One of the motivations in the book was to show people that just because it was us up on the screen, (it) doesn't make us any better than the people watching. … People keep asking us who got the better end of the deal, Michael or us. … We don't even think it's comparable. He got a nice house and a warm bed, and we got Christmas every day.

We were allowed to give in a cheerful manner to someone we loved. … It's one thing to give (and people need to whether it's money, time, love or all of it), but we really want people to give with a happy heart. Then it multiplies, and people keep doing it.

You say, "We gave him advice and support––and he [Michael] gave us back a deeper awareness of the world." What did you mean?
It all really started when we passed Michael on the street and (my wife) looked at me and said, "Turn around." We really think that because of those two words it allowed us to have a whole lot more keen awareness of the world. … We all do it, we do it, you do it, the person can be the president of a company or the person that cleans up the garbage at night, but we value them as we walk by. What we don't do is stop and turn around, meet them and find out their true value. So when you do it and see what effect it has on you, then you really are challenged to do it all the time.

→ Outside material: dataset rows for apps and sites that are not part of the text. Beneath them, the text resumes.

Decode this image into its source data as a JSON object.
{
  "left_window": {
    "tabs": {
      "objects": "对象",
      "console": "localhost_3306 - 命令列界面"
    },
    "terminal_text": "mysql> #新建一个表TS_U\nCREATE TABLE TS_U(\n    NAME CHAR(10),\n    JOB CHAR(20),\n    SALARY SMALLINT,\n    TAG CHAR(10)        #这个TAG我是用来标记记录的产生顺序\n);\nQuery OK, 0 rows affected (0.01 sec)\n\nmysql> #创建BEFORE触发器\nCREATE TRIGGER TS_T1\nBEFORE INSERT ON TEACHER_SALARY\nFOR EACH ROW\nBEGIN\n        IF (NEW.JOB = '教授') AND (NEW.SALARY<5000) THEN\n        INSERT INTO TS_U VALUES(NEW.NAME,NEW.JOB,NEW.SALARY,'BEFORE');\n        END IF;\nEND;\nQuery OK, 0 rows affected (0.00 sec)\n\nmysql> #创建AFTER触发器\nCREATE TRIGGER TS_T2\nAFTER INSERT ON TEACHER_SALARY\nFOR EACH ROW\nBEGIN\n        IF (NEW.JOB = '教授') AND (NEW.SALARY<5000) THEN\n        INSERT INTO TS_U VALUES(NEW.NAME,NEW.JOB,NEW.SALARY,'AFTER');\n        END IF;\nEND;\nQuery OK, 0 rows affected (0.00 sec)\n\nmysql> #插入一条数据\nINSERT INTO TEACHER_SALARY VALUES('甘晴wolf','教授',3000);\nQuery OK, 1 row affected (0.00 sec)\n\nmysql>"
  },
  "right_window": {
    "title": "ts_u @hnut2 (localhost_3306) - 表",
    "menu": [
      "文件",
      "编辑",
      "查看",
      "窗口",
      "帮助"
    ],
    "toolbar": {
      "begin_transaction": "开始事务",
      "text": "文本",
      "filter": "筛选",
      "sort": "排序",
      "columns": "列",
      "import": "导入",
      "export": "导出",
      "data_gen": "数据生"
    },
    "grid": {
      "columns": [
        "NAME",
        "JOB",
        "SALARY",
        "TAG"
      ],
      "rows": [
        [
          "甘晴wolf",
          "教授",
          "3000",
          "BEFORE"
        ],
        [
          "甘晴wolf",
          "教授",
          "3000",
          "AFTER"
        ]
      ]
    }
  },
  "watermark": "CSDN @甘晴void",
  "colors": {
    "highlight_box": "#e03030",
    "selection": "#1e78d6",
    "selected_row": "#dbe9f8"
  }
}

How did you get to that point? Finding the true value in a person.
Having Michael in our house was probably the best lesson we could ever have because, for the most part, society, Memphis and the world valued Michael as worthless. When he came to our house, he was already smart; he was already gifted. He was already talented. They were all there. We didn't provide any of those. But even with all that, the world didn't see any value in him whatsoever. So our feeling is that if someone with the most obvious talents and worth can fall through the cracks, imagine who gets left behind.

How did you deal with negative criticism about a white family adopting a black teenager?
The truth is, we didn't hear a lot. … And when we did hear it, what was interesting; a lot of times it was said to Michael. I'll never forget: He had a national interview, and that question came up, not criticizing … but he kind of looked at them and said: "Somebody goes out and helps somebody, and people are mad because they're not the same skin color. What would you rather them do, leave me on the street? Would that have made you happy?" He said: "It just so happens that the people that helped me out were white. It didn't matter to me, I just cared that somebody was helping me and that somebody loved me." And we kind of hold to that. … He said it so well: "Would you rather they left me?"

What can parents do to instill cheerful giving in their children?
Our kids watch everything we do. And sometimes, that's a scary responsibility. But sometimes, more importantly, it's an opportunity for our kids to see us not only giving but giving in a cheerful manner.

What can people do about homeless teens?
If every church in America adopted one child, there would not be a child in America homeless. … But that's not what we're telling people to do. We're telling people to just do something. But when you do it, do it with a cheerful heart.

Leigh Anne and Sean Tuohy sign "In a Heartbeat: Sharing the Power of Cheerful Giving" at Lemuria Books (202 Banner Hall, 4465 Interstate 55 N., 601-366-7619) Wednesday, July 21, at 4 p.m.

COVID-19 has closed down the main sources of the JFP's revenue -- concerts, festivals, fundraisers, restaurants and bars. If everyone reading this article gives $5 or more, we should be able to continue publishing through the crisis. Please pay what you can to keep us reporting and publishing.


Use the comment form below to begin a discussion about this content.

comments powered by Disqus